### How to complete this task
Copy out nothing but the line containing "What's the underlying" and the lines that follow it to the end of the entries, exactly as they stand.

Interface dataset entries
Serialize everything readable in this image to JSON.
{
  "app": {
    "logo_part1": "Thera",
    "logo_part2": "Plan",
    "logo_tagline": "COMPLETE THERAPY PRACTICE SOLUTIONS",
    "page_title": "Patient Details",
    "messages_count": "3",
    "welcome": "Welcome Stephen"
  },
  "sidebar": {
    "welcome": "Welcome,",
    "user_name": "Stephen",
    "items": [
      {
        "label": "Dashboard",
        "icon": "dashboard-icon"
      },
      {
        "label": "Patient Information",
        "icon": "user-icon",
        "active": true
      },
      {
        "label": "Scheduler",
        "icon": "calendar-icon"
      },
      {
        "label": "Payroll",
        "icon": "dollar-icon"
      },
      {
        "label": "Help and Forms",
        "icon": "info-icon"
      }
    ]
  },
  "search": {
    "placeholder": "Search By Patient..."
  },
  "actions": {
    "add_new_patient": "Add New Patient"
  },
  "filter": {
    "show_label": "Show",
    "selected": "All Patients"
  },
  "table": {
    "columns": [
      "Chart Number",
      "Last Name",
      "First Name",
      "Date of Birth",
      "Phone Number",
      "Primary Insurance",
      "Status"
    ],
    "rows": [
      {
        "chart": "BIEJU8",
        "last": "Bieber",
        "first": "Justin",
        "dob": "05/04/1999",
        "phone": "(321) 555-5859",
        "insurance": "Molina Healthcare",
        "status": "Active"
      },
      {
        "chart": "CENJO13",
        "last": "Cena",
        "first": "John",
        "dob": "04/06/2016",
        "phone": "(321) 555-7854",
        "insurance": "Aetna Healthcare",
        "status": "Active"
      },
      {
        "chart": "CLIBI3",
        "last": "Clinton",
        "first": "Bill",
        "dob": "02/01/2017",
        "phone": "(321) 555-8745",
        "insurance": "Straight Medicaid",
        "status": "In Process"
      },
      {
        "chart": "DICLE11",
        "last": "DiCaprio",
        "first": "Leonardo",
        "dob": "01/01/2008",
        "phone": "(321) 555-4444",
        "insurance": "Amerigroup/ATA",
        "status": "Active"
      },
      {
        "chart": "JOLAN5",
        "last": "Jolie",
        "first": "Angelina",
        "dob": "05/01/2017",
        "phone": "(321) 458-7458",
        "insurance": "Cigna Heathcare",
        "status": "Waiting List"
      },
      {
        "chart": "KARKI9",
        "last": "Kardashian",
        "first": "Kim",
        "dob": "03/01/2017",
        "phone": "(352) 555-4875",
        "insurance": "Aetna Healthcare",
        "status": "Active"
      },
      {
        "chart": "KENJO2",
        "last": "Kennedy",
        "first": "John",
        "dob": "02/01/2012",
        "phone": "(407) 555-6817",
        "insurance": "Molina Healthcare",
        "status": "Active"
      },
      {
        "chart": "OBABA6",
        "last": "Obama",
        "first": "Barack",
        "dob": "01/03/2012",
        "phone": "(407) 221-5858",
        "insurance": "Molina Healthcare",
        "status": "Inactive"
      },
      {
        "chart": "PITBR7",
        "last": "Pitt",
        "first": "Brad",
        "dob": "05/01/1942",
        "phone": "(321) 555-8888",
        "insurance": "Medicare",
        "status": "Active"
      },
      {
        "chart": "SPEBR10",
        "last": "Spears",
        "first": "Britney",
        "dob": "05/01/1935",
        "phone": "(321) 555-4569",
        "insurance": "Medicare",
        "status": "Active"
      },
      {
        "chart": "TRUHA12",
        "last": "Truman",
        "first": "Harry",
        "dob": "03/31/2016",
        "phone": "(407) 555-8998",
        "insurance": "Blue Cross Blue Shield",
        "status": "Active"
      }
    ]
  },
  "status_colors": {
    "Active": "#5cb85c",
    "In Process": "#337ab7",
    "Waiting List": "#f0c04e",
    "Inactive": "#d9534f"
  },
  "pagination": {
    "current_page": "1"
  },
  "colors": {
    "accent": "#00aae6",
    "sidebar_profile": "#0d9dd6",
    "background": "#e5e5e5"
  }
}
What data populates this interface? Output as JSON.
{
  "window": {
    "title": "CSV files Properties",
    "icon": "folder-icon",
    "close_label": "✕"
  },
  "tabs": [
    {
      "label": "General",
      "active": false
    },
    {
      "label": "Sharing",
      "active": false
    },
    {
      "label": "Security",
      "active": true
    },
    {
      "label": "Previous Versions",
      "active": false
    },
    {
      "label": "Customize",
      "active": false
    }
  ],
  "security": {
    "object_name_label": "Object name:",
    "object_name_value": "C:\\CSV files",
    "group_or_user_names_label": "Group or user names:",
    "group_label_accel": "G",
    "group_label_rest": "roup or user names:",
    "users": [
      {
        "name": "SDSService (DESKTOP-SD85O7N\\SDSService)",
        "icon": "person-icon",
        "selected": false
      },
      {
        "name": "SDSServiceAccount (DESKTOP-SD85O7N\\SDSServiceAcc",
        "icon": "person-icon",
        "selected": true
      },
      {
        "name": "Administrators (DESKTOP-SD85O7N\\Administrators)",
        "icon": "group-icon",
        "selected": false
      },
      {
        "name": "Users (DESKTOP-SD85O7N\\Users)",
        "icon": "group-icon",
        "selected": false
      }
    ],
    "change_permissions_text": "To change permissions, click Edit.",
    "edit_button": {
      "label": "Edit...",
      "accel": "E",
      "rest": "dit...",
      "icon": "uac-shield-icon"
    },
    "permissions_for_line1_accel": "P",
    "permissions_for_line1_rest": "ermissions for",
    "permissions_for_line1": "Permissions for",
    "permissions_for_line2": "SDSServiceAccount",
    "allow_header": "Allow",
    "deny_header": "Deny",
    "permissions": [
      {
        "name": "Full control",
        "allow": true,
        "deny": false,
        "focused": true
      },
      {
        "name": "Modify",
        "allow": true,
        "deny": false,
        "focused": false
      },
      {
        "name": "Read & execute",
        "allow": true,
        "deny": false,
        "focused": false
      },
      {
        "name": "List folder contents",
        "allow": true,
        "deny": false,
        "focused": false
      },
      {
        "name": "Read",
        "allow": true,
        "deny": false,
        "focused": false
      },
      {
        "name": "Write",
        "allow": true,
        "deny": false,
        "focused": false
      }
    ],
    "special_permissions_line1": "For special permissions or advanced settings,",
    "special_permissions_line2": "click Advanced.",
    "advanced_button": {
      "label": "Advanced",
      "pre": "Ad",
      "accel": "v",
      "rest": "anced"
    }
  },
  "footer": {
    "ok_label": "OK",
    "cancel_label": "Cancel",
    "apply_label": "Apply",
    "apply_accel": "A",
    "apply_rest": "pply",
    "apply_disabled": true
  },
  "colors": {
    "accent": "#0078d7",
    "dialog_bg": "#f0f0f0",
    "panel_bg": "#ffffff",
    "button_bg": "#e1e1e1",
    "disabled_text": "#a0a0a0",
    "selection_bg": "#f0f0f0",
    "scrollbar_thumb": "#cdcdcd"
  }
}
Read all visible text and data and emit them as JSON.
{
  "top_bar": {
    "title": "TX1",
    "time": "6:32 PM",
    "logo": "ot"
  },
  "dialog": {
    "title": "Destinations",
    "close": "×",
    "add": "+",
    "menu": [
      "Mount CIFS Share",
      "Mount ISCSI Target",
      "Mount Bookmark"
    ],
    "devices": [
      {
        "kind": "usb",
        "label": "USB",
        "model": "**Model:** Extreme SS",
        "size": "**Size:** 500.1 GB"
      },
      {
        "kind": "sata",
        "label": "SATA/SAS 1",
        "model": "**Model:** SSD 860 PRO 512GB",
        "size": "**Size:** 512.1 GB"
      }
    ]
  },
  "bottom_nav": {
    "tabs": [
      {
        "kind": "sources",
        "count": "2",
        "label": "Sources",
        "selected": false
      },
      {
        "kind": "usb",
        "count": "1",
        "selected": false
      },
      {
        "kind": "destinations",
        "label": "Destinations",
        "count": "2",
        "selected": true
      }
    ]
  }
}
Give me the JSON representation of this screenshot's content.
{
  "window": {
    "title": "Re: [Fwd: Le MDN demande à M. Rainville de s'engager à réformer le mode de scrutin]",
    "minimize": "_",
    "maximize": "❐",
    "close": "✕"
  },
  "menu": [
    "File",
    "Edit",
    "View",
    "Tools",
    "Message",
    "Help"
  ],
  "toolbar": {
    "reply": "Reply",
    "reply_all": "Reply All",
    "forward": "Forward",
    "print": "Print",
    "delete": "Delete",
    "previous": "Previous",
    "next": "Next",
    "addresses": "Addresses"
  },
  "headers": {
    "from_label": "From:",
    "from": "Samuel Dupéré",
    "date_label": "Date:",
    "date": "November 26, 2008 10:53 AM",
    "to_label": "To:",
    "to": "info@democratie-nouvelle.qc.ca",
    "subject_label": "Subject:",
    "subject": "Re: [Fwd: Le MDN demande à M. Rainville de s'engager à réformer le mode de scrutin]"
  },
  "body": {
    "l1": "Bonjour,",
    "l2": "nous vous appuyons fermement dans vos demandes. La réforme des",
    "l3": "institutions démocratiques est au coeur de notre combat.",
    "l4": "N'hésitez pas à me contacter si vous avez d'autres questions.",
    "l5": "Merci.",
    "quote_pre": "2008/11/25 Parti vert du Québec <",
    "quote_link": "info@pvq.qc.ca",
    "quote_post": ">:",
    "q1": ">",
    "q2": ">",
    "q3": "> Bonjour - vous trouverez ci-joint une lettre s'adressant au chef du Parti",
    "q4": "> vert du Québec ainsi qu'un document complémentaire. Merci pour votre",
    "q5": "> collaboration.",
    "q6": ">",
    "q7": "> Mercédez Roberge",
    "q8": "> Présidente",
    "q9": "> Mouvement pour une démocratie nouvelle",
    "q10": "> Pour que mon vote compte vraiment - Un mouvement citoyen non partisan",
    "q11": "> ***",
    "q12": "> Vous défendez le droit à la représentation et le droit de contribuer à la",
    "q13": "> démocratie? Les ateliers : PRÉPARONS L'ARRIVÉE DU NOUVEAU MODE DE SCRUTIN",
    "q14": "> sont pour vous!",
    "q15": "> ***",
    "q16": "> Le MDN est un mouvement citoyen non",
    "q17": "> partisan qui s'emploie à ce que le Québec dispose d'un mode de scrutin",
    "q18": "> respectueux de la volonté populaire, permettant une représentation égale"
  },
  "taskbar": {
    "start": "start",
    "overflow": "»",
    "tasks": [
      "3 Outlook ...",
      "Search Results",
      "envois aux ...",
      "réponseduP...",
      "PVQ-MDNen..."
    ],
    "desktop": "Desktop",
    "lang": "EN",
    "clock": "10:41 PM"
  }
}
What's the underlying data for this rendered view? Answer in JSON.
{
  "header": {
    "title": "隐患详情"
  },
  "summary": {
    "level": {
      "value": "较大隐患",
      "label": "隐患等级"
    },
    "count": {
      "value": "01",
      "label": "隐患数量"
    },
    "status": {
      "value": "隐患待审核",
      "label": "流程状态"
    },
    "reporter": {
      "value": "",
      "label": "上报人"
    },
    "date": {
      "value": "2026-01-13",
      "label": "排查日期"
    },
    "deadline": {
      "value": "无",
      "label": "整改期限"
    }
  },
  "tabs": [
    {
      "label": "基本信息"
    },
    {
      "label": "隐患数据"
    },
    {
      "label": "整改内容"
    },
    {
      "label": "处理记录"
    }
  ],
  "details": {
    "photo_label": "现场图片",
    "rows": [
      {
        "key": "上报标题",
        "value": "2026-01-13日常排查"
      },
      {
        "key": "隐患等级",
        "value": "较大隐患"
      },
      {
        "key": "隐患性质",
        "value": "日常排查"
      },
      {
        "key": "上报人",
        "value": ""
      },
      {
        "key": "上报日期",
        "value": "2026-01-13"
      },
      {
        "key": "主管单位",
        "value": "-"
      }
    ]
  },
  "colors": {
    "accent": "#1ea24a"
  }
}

### Problem solution
What's the underlying data for this rendered view? Answer in JSON.
{
  "header": {
    "title": "隐患详情"
  },
  "summary": {
    "level": {
      "value": "较大隐患",
      "label": "隐患等级"
    },
    "count": {
      "value": "01",
      "label": "隐患数量"
    },
    "status": {
      "value": "隐患待审核",
      "label": "流程状态"
    },
    "reporter": {
      "value": "",
      "label": "上报人"
    },
    "date": {
      "value": "2026-01-13",
      "label": "排查日期"
    },
    "deadline": {
      "value": "无",
      "label": "整改期限"
    }
  },
  "tabs": [
    {
      "label": "基本信息"
    },
    {
      "label": "隐患数据"
    },
    {
      "label": "整改内容"
    },
    {
      "label": "处理记录"
    }
  ],
  "details": {
    "photo_label": "现场图片",
    "rows": [
      {
        "key": "上报标题",
        "value": "2026-01-13日常排查"
      },
      {
        "key": "隐患等级",
        "value": "较大隐患"
      },
      {
        "key": "隐患性质",
        "value": "日常排查"
      },
      {
        "key": "上报人",
        "value": ""
      },
      {
        "key": "上报日期",
        "value": "2026-01-13"
      },
      {
        "key": "主管单位",
        "value": "-"
      }
    ]
  },
  "colors": {
    "accent": "#1ea24a"
  }
}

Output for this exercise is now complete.